(Data)
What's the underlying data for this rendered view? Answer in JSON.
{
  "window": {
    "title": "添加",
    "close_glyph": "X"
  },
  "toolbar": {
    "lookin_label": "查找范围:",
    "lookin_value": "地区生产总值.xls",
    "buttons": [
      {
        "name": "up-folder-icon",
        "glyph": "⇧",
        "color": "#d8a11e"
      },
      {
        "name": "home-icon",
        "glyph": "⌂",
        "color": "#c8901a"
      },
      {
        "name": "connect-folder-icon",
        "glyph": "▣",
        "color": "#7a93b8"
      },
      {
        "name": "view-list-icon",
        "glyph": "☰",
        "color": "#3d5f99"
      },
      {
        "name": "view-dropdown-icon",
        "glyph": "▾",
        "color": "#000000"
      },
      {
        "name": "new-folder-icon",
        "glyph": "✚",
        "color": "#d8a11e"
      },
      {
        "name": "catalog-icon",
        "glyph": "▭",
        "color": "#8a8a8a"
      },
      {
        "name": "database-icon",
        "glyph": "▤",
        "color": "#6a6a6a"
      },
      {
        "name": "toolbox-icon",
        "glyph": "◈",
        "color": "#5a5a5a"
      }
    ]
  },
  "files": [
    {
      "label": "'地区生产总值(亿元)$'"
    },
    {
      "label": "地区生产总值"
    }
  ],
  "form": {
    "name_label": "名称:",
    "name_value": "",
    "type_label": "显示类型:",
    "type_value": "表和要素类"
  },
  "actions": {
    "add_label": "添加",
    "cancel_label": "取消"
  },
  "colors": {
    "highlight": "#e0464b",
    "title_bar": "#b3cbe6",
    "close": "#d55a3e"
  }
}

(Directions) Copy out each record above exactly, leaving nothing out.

(Exercise response)
What's the underlying data for this rendered view? Answer in JSON.
{
  "window": {
    "title": "添加",
    "close_glyph": "X"
  },
  "toolbar": {
    "lookin_label": "查找范围:",
    "lookin_value": "地区生产总值.xls",
    "buttons": [
      {
        "name": "up-folder-icon",
        "glyph": "⇧",
        "color": "#d8a11e"
      },
      {
        "name": "home-icon",
        "glyph": "⌂",
        "color": "#c8901a"
      },
      {
        "name": "connect-folder-icon",
        "glyph": "▣",
        "color": "#7a93b8"
      },
      {
        "name": "view-list-icon",
        "glyph": "☰",
        "color": "#3d5f99"
      },
      {
        "name": "view-dropdown-icon",
        "glyph": "▾",
        "color": "#000000"
      },
      {
        "name": "new-folder-icon",
        "glyph": "✚",
        "color": "#d8a11e"
      },
      {
        "name": "catalog-icon",
        "glyph": "▭",
        "color": "#8a8a8a"
      },
      {
        "name": "database-icon",
        "glyph": "▤",
        "color": "#6a6a6a"
      },
      {
        "name": "toolbox-icon",
        "glyph": "◈",
        "color": "#5a5a5a"
      }
    ]
  },
  "files": [
    {
      "label": "'地区生产总值(亿元)$'"
    },
    {
      "label": "地区生产总值"
    }
  ],
  "form": {
    "name_label": "名称:",
    "name_value": "",
    "type_label": "显示类型:",
    "type_value": "表和要素类"
  },
  "actions": {
    "add_label": "添加",
    "cancel_label": "取消"
  },
  "colors": {
    "highlight": "#e0464b",
    "title_bar": "#b3cbe6",
    "close": "#d55a3e"
  }
}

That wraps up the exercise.